Working data:
· · ·
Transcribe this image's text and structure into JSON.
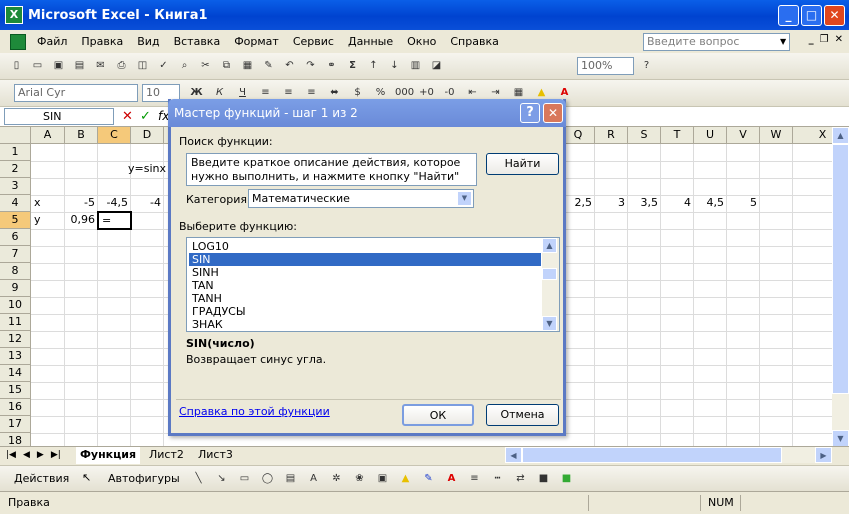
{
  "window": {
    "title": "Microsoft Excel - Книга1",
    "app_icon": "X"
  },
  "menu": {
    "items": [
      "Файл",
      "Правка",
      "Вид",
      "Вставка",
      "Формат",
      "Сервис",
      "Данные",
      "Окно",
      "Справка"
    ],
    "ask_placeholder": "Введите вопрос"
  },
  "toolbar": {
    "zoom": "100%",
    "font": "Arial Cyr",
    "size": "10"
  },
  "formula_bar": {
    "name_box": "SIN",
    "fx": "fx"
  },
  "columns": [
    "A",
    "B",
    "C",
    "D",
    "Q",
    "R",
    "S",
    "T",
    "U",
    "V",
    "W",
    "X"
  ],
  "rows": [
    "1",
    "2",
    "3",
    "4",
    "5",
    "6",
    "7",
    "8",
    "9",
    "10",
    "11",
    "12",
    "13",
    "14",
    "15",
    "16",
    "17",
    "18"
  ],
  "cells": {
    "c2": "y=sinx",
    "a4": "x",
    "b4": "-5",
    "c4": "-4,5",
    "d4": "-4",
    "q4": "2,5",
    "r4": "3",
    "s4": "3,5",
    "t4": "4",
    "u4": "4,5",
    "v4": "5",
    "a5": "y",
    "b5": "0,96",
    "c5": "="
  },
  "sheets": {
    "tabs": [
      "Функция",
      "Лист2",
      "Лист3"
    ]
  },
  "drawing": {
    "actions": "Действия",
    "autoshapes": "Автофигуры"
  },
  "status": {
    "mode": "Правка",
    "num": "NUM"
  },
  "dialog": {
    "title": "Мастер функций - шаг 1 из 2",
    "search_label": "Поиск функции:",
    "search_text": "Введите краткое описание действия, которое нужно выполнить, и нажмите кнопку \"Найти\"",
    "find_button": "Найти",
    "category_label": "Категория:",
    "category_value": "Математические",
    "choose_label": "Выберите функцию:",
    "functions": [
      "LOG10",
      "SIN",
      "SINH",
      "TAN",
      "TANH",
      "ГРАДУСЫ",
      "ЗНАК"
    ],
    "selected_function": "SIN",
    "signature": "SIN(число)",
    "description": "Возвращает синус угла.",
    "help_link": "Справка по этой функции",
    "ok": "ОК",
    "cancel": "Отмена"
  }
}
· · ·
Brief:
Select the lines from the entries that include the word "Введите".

Task response:
    "ask_placeholder": "Введите вопрос"
    "search_text": "Введите краткое описание действия, которое нужно выполнить, и нажмите кнопку \"Найти\"",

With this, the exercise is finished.